Primarily CBE is funded through contributions. A program of direct mail and personal contact focuses on gifts from individuals and church budgets. Many in-kind gifts have also contributed significantly to the operation of the organization, especially in the technical realm.

Other operating income comes from the resource center and from the conferences.

History of Income

In the last five years, contributions have increased 145 percent, or 29 percent annually. Sales from books have increased 86 percent from 1996-2000. Total revenues have increased 103 percent the past five years, a yearly average of 20.6 percent. Through prudent management the organization has continued to grow and to operate in the black.

III. What we do


A key publication of CBE is a scholarly journal, Priscilla Papers. It was originally edited by Betty Elliot and published by Catherine and Richard Kroeger as an extension of a study center in their home. Gretchen Gaebelein Hull became the editor in 1989. Carol Thiessen, formerly an editor of Christianity Today, succeeded her in 2000. The journal includes scholarly research as well as inspirational material and book reviews.

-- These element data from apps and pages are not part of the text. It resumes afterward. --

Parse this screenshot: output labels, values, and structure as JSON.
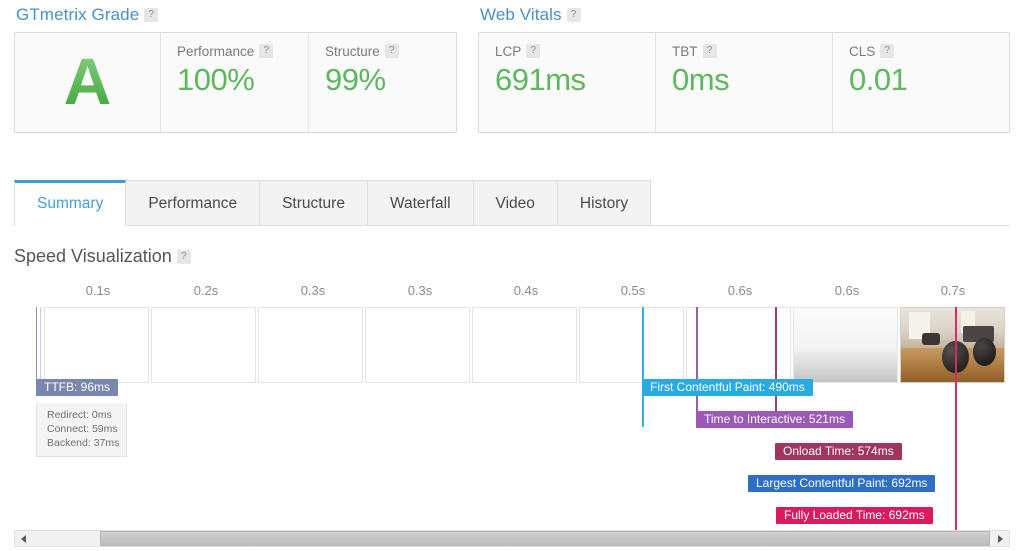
{
  "grade_section": {
    "title": "GTmetrix Grade",
    "help_glyph": "?",
    "grade_letter": "A",
    "metrics": [
      {
        "label": "Performance",
        "value": "100%"
      },
      {
        "label": "Structure",
        "value": "99%"
      }
    ]
  },
  "vitals_section": {
    "title": "Web Vitals",
    "help_glyph": "?",
    "metrics": [
      {
        "label": "LCP",
        "value": "691ms"
      },
      {
        "label": "TBT",
        "value": "0ms"
      },
      {
        "label": "CLS",
        "value": "0.01"
      }
    ]
  },
  "tabs": [
    {
      "label": "Summary",
      "active": true
    },
    {
      "label": "Performance",
      "active": false
    },
    {
      "label": "Structure",
      "active": false
    },
    {
      "label": "Waterfall",
      "active": false
    },
    {
      "label": "Video",
      "active": false
    },
    {
      "label": "History",
      "active": false
    }
  ],
  "speed_visualization": {
    "title": "Speed Visualization",
    "help_glyph": "?",
    "axis_ticks": [
      "0.1s",
      "0.2s",
      "0.3s",
      "0.3s",
      "0.4s",
      "0.5s",
      "0.6s",
      "0.6s",
      "0.7s"
    ],
    "events": [
      {
        "key": "ttfb",
        "label": "TTFB: 96ms",
        "color": "#7986ad"
      },
      {
        "key": "fcp",
        "label": "First Contentful Paint: 490ms",
        "color": "#29abe2"
      },
      {
        "key": "tti",
        "label": "Time to Interactive: 521ms",
        "color": "#9b59b6"
      },
      {
        "key": "onload",
        "label": "Onload Time: 574ms",
        "color": "#a0355f"
      },
      {
        "key": "lcp",
        "label": "Largest Contentful Paint: 692ms",
        "color": "#2e6fc4"
      },
      {
        "key": "fl",
        "label": "Fully Loaded Time: 692ms",
        "color": "#d81b60"
      }
    ],
    "ttfb_breakdown": [
      "Redirect: 0ms",
      "Connect: 59ms",
      "Backend: 37ms"
    ]
  },
  "chart_data": {
    "type": "timeline",
    "title": "Speed Visualization",
    "xlabel": "",
    "ylabel": "",
    "xlim": [
      0,
      0.72
    ],
    "x_unit": "s",
    "axis_tick_labels": [
      "0.1s",
      "0.2s",
      "0.3s",
      "0.3s",
      "0.4s",
      "0.5s",
      "0.6s",
      "0.6s",
      "0.7s"
    ],
    "frames": 9,
    "frame_states": [
      "blank",
      "blank",
      "blank",
      "blank",
      "blank",
      "blank",
      "blank",
      "partial",
      "rendered"
    ],
    "markers": [
      {
        "name": "TTFB",
        "value_ms": 96,
        "color": "#7986ad"
      },
      {
        "name": "First Contentful Paint",
        "value_ms": 490,
        "color": "#29abe2"
      },
      {
        "name": "Time to Interactive",
        "value_ms": 521,
        "color": "#9b59b6"
      },
      {
        "name": "Onload Time",
        "value_ms": 574,
        "color": "#a0355f"
      },
      {
        "name": "Largest Contentful Paint",
        "value_ms": 692,
        "color": "#2e6fc4"
      },
      {
        "name": "Fully Loaded Time",
        "value_ms": 692,
        "color": "#d81b60"
      }
    ],
    "ttfb_components": [
      {
        "name": "Redirect",
        "value_ms": 0
      },
      {
        "name": "Connect",
        "value_ms": 59
      },
      {
        "name": "Backend",
        "value_ms": 37
      }
    ],
    "scores": {
      "gtmetrix_grade": "A",
      "performance_pct": 100,
      "structure_pct": 99,
      "lcp_ms": 691,
      "tbt_ms": 0,
      "cls": 0.01
    }
  }
}
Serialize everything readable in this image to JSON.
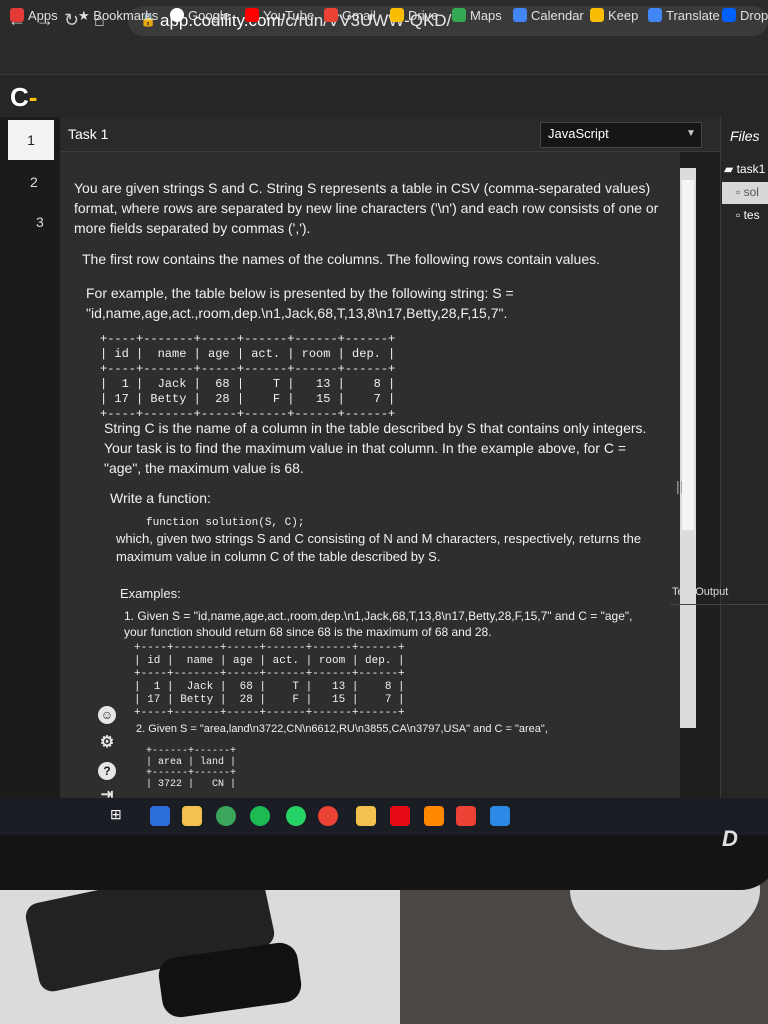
{
  "browser": {
    "url_host": "app.codility.com",
    "url_path": "/c/run/VV3UWW-QKD/",
    "bookmarks": [
      {
        "label": "Apps",
        "color": "#e53935"
      },
      {
        "label": "Bookmarks",
        "color": "#cccccc"
      },
      {
        "label": "Google",
        "color": "#ffffff"
      },
      {
        "label": "YouTube",
        "color": "#ff0000"
      },
      {
        "label": "Gmail",
        "color": "#ea4335"
      },
      {
        "label": "Drive",
        "color": "#fbbc04"
      },
      {
        "label": "Maps",
        "color": "#34a853"
      },
      {
        "label": "Calendar",
        "color": "#4285f4"
      },
      {
        "label": "Keep",
        "color": "#fbbc04"
      },
      {
        "label": "Translate",
        "color": "#4285f4"
      },
      {
        "label": "Dropb",
        "color": "#0061ff"
      }
    ]
  },
  "app": {
    "logo": "C",
    "tasks": [
      "1",
      "2",
      "3"
    ]
  },
  "task": {
    "title": "Task 1",
    "language": "JavaScript",
    "p1": "You are given strings S and C. String S represents a table in CSV (comma-separated values) format, where rows are separated by new line characters ('\\n') and each row consists of one or more fields separated by commas (',').",
    "p2": "The first row contains the names of the columns. The following rows contain values.",
    "p3": "For example, the table below is presented by the following string: S = \"id,name,age,act.,room,dep.\\n1,Jack,68,T,13,8\\n17,Betty,28,F,15,7\".",
    "table1": "+----+-------+-----+------+------+------+\n| id |  name | age | act. | room | dep. |\n+----+-------+-----+------+------+------+\n|  1 |  Jack |  68 |    T |   13 |    8 |\n| 17 | Betty |  28 |    F |   15 |    7 |\n+----+-------+-----+------+------+------+",
    "p4": "String C is the name of a column in the table described by S that contains only integers. Your task is to find the maximum value in that column. In the example above, for C = \"age\", the maximum value is 68.",
    "p5": "Write a function:",
    "code": "function solution(S, C);",
    "p6": "which, given two strings S and C consisting of N and M characters, respectively, returns the maximum value in column C of the table described by S.",
    "p7": "Examples:",
    "ex1": "1. Given S = \"id,name,age,act.,room,dep.\\n1,Jack,68,T,13,8\\n17,Betty,28,F,15,7\" and C = \"age\", your function should return 68 since 68 is the maximum of 68 and 28.",
    "table2": "+----+-------+-----+------+------+------+\n| id |  name | age | act. | room | dep. |\n+----+-------+-----+------+------+------+\n|  1 |  Jack |  68 |    T |   13 |    8 |\n| 17 | Betty |  28 |    F |   15 |    7 |\n+----+-------+-----+------+------+------+",
    "ex2": "2. Given S = \"area,land\\n3722,CN\\n6612,RU\\n3855,CA\\n3797,USA\" and C = \"area\",",
    "table3": "+------+------+\n| area | land |\n+------+------+\n| 3722 |   CN |"
  },
  "files": {
    "title": "Files",
    "folder": "task1",
    "items": [
      "sol",
      "tes"
    ]
  },
  "output": {
    "title": "Test Output"
  }
}
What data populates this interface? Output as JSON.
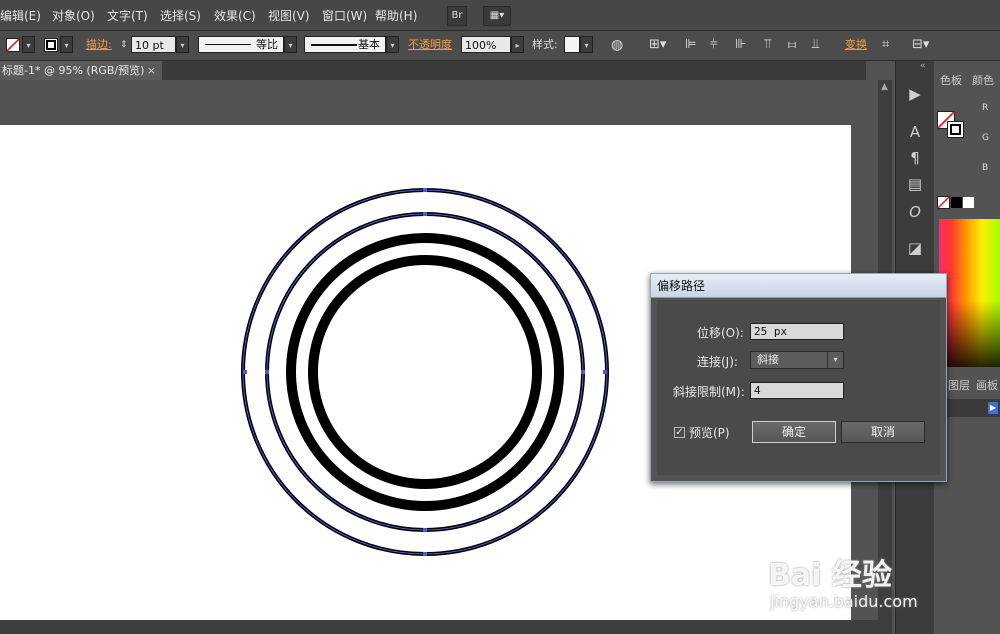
{
  "menu": {
    "items": [
      {
        "label": "编辑(E)"
      },
      {
        "label": "对象(O)"
      },
      {
        "label": "文字(T)"
      },
      {
        "label": "选择(S)"
      },
      {
        "label": "效果(C)"
      },
      {
        "label": "视图(V)"
      },
      {
        "label": "窗口(W)"
      },
      {
        "label": "帮助(H)"
      }
    ],
    "bridge_label": "Br"
  },
  "toolbar": {
    "stroke_label": "描边:",
    "stroke_weight": "10 pt",
    "profile_label": "等比",
    "brush_label": "基本",
    "opacity_label": "不透明度",
    "opacity_value": "100%",
    "style_label": "样式:",
    "transform_label": "变换"
  },
  "document": {
    "tab_label": "标题-1* @ 95% (RGB/预览)",
    "close_glyph": "×"
  },
  "panels": {
    "swatch_tab": "色板",
    "color_tab": "颜色",
    "rgb_labels": [
      "R",
      "G",
      "B"
    ],
    "layers_tab": "图层",
    "artboards_tab": "画板"
  },
  "dialog": {
    "title": "偏移路径",
    "offset_label": "位移(O):",
    "offset_value": "25 px",
    "joins_label": "连接(J):",
    "joins_value": "斜接",
    "miter_label": "斜接限制(M):",
    "miter_value": "4",
    "preview_label": "预览(P)",
    "preview_checked": true,
    "ok_label": "确定",
    "cancel_label": "取消"
  },
  "watermark": {
    "brand": "Bai 经验",
    "url": "jingyan.baidu.com"
  },
  "colors": {
    "path_selection": "#4a5cd6",
    "stroke": "#000000"
  }
}
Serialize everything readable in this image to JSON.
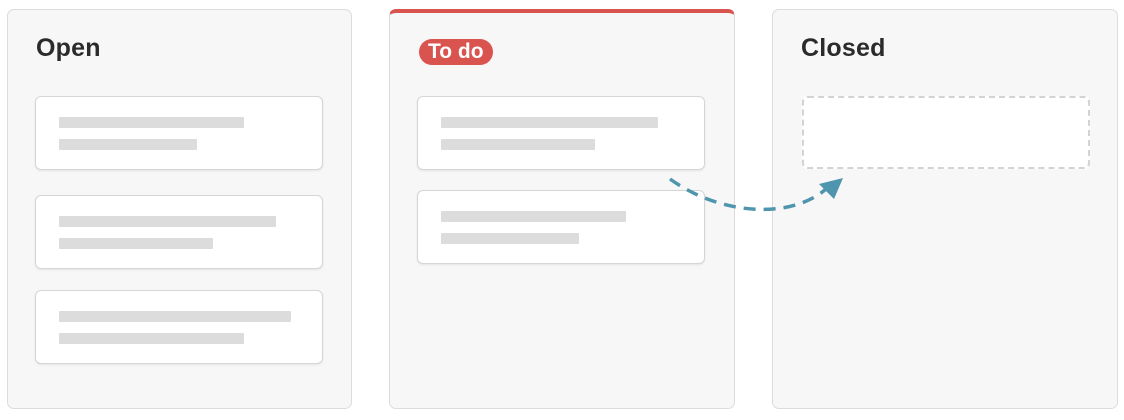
{
  "columns": {
    "open": {
      "title": "Open"
    },
    "todo": {
      "title": "To do",
      "accent_color": "#d9534f"
    },
    "closed": {
      "title": "Closed"
    }
  },
  "arrow": {
    "color": "#4f95ad",
    "style": "dashed"
  }
}
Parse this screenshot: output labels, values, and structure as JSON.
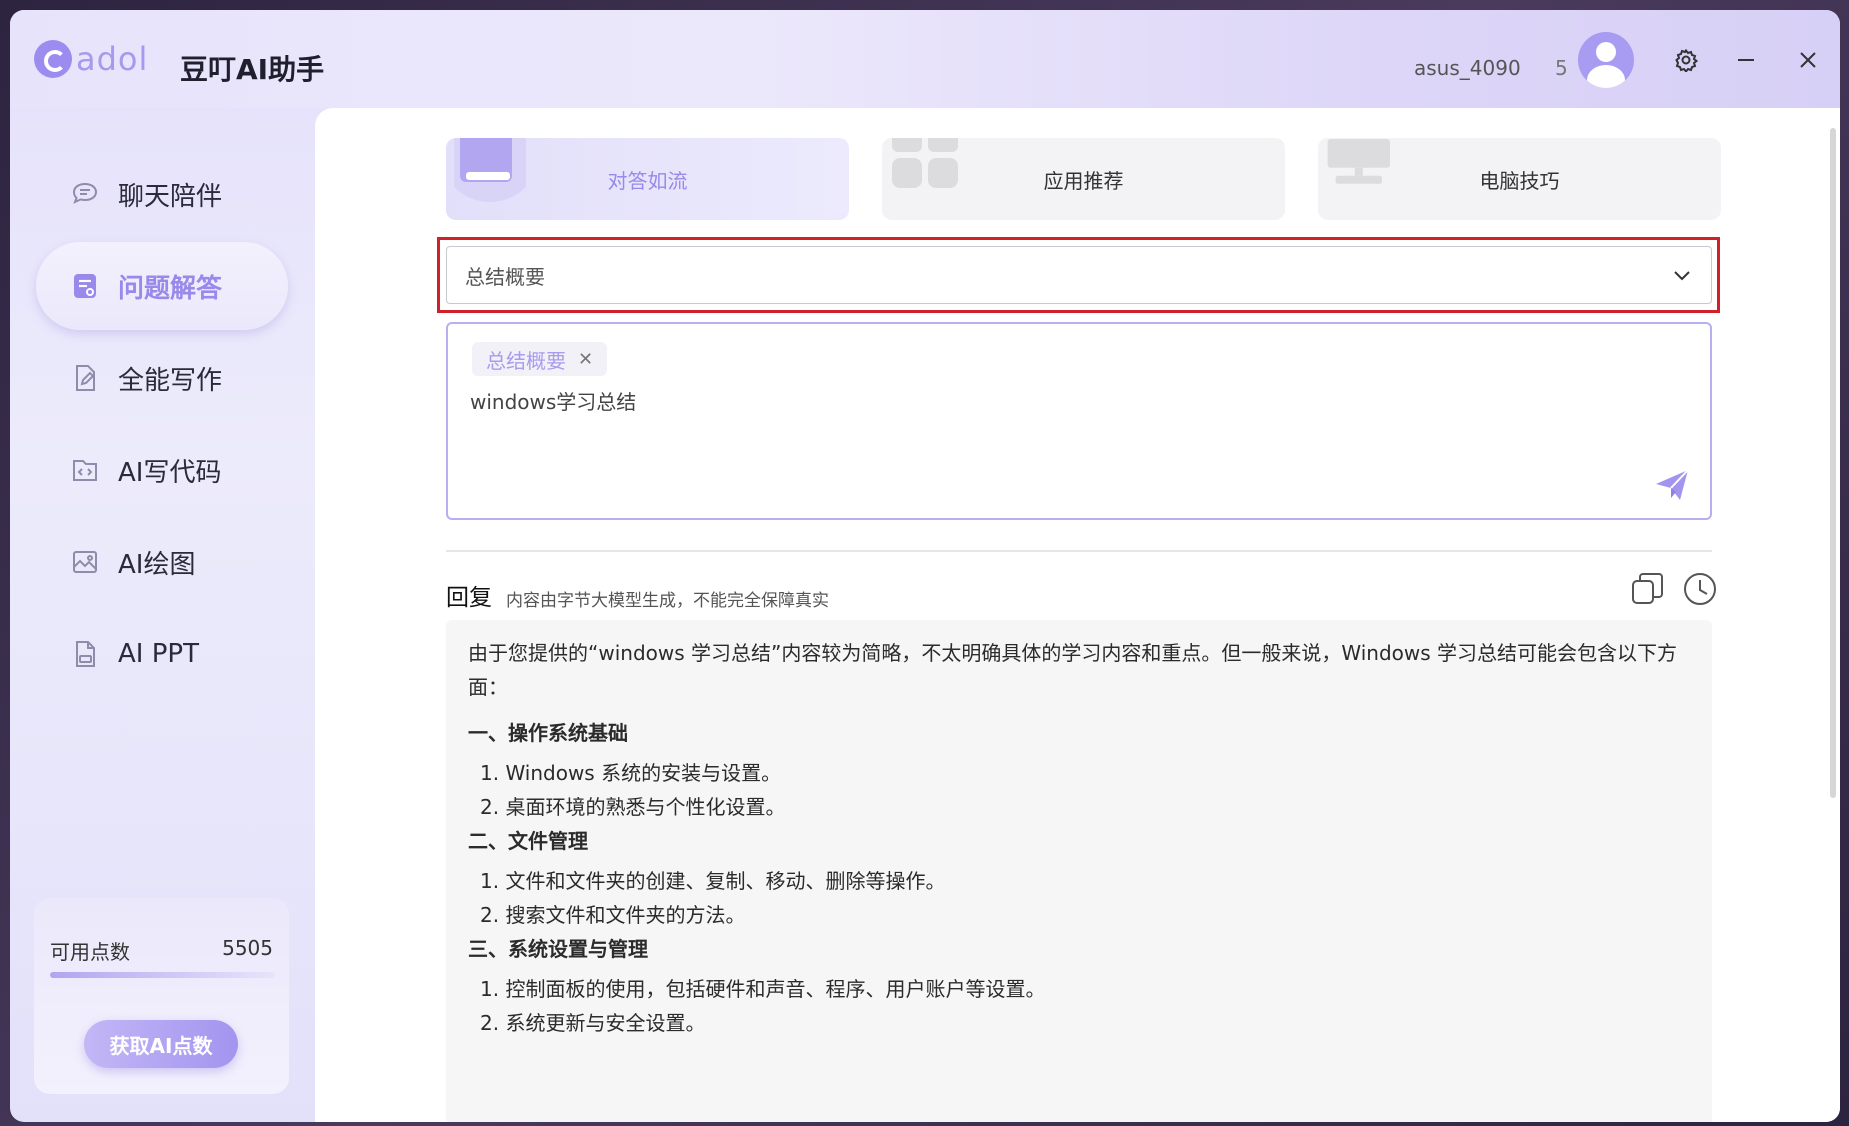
{
  "app": {
    "logo_text": "adol",
    "title": "豆叮AI助手",
    "user_name": "asus_4090",
    "user_name_extra": "5"
  },
  "sidebar": {
    "items": [
      {
        "label": "聊天陪伴",
        "icon": "chat-icon",
        "active": false
      },
      {
        "label": "问题解答",
        "icon": "qa-icon",
        "active": true
      },
      {
        "label": "全能写作",
        "icon": "write-icon",
        "active": false
      },
      {
        "label": "AI写代码",
        "icon": "code-icon",
        "active": false
      },
      {
        "label": "AI绘图",
        "icon": "image-icon",
        "active": false
      },
      {
        "label": "AI PPT",
        "icon": "ppt-icon",
        "active": false
      }
    ],
    "points": {
      "label": "可用点数",
      "value": "5505",
      "button": "获取AI点数"
    }
  },
  "tabs": [
    {
      "label": "对答如流",
      "active": true
    },
    {
      "label": "应用推荐",
      "active": false
    },
    {
      "label": "电脑技巧",
      "active": false
    }
  ],
  "select": {
    "value": "总结概要"
  },
  "editor": {
    "chip": "总结概要",
    "text": "windows学习总结"
  },
  "reply": {
    "title": "回复",
    "note": "内容由字节大模型生成，不能完全保障真实",
    "intro": "由于您提供的“windows 学习总结”内容较为简略，不太明确具体的学习内容和重点。但一般来说，Windows 学习总结可能会包含以下方面：",
    "sections": [
      {
        "heading": "一、操作系统基础",
        "items": [
          "1. Windows 系统的安装与设置。",
          "2. 桌面环境的熟悉与个性化设置。"
        ]
      },
      {
        "heading": "二、文件管理",
        "items": [
          "1. 文件和文件夹的创建、复制、移动、删除等操作。",
          "2. 搜索文件和文件夹的方法。"
        ]
      },
      {
        "heading": "三、系统设置与管理",
        "items": [
          "1. 控制面板的使用，包括硬件和声音、程序、用户账户等设置。",
          "2. 系统更新与安全设置。"
        ]
      }
    ]
  },
  "colors": {
    "accent": "#9889ea",
    "highlight_border": "#d0202a"
  }
}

Mutuality is a quarterly magazine featuring first-person accounts, other articles, book reviews, and news of CBE. Many academic institutions and churches subscribe to Priscilla Papers and Mutuality.

Resource Ministry

CBE produces and distributes information that offers a scriptural basis for biblical equality. The annual catalog continues to grow and resource sales are a key component of CBE’s income.


Daily, people find CBE through the website. These contacts lead to resource sales and membership.


From the beginning, a major facet of the CBE ministry has been national conferences. These three-day events, consisting of general sessions and workshops, have been a significant means of inspiration and education. Conferences have been well attended, and the programs consistently receive high marks for the quality of the speakers and their presentations. They have also been a means of bringing visibility to the organization and of generating new members.

The international conferences have been held in the following locations.

  • 1989 – St. Paul, MN “Serving Together: Women & Men, All Races and Economic Groups”
  • 1991 – Winter Park, CO “Your Sons and Daughters Shall Prophesy”
  • 1993 – Wheaton, IL “Toward a Future and a Hope”
  • 1995 – Wenham, MA “Empowered by the Word”
  • 1997 – St. Paul, MN “For Such a Time as This: Building Godly Relationships”
  • 1999 – San Diego, CA “A More Excellent Way: Reconciliation Through Christ”
  • 2001 – Dallas, TX “Equipping the Church, Empowering the Saints”

In addition to the regular biennial conferences, CBE has also conducted two topical conferences.

  • 1994 – Chicago, IL “Women, Abuse, and the Bible”
  • 2000 – Minneapolis, MN “Ordinary People, Extraordinary Marriages”

IV. Where are we going?

In October 2000 the CBE board of directors adopted a strategic plan, with the intent of reviewing that plan every three to five years. Highlights of that plan include:

Core Values

We believe …

  • The Bible teaches the equality of women and men.
  • God has given each person gifts to be used for the good of Christ’s kingdom.
  • Christians are to develop and exercise their God-given gifts in home, church and society.

Mission Statement

CBE equips believers by affirming the biblical truth of equality. Thus all believers, without regard to gender, race and class are free and encouraged to use their God-given gifts in families, ministries and communities.

Core Purpose

To communicate the biblical truth that men and women are equally responsible to use their God-given gifts to further Christ’s kingdom.

Envisioned Future

CBE envisions a future where all believers will exercise their gifts for God’s glory, with the full support of the Christian community.

Key Results

To accomplish this plan, four key result areas have been adopted. Goal setting and specific activities each year will focus on these key results:

  1. To promote egalitarian scholarship
  2. To popularize the message
  3. To produce greater market penetration
  4. To establish a financially sound organization